Full marks to colleagues at the World Wildlife Fund and the Zoological Society of London for the Living Planet Report 2014 and its headline message which one hopes ought to shock the world out of its complacency: a 52% decline of wildlife populations in the past 40 years.
Over the summer I re-read Fairfield Osborne’s 1948 classic Our Plundered Planet – the first mass-readership environmental book that detailed the scale of the damage humanity wrought on nature. Faced with the figures in this report it is easy to slip into despondency and to blame others. But this would be a mistake. At the time, Osborne’s report must have been equally alarming, but the eclectic conservation movement of which he was part responded with confidence, hope and vision.
Their achievements were huge: the creation of a reserve network that forestalled the extinction of African creatures such as the elephant and rhino, the creation of a nature conservation agency, the International Union for Conservation of Nature) (IUCN) within the UN, and a raft of international wildlife agreements.
Today, conservation-minded people will probably be wondering what can be done to reverse wildlife declines. For me the question is how can today’s conservationists leave a wildlife legacy for the 21st century, and I think there are five ways we can change conservation to better fit the circumstances we face.
1. Decentralise and diversify The effort to ensure that nature conservation became a policy area of the UN necessitated developing a strong international conservation regime. This has served us well, but the world has changed: centralised authority has given way to messy, networked governance organised across many levels.

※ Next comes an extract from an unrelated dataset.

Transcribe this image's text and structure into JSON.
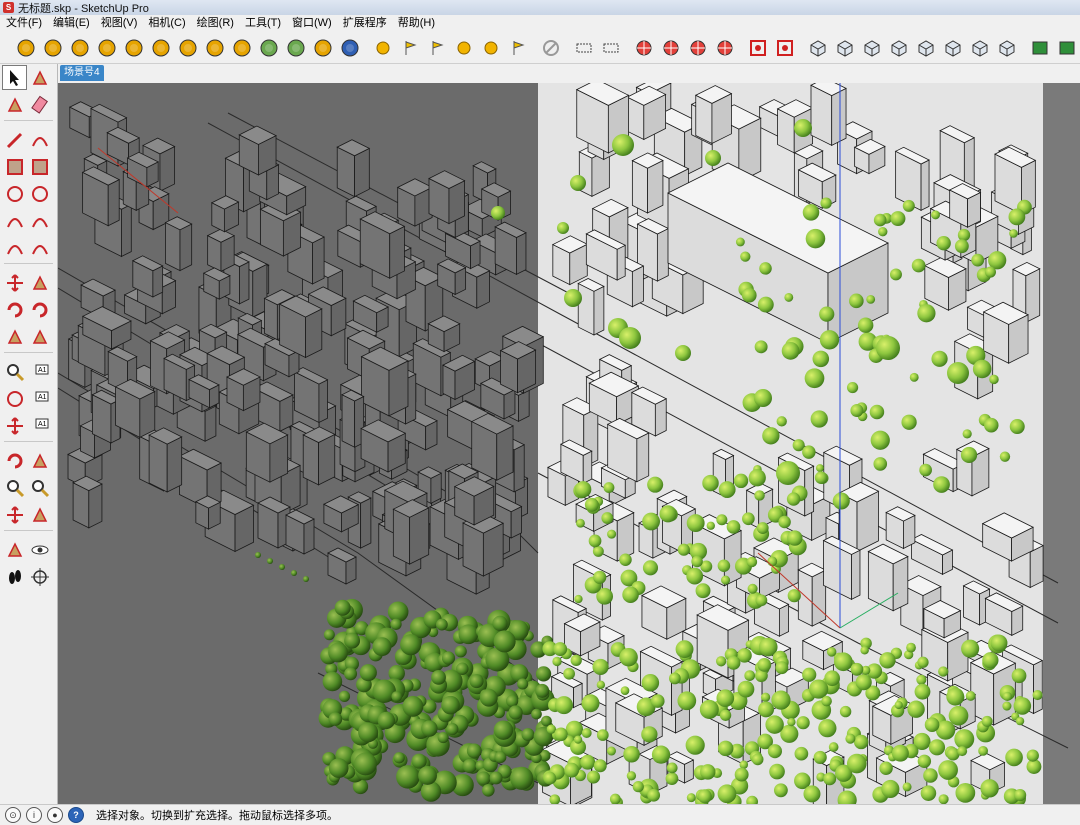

If the Balinese want to restore Bali Starling populations in coconut plantations I say applaud their vision and learn from their innovation. What matters is that wildlife populations flourish, not that some institutionalised notion of a “wild species” gains global consensus. It is time to nurture diversity in conservation practice. More....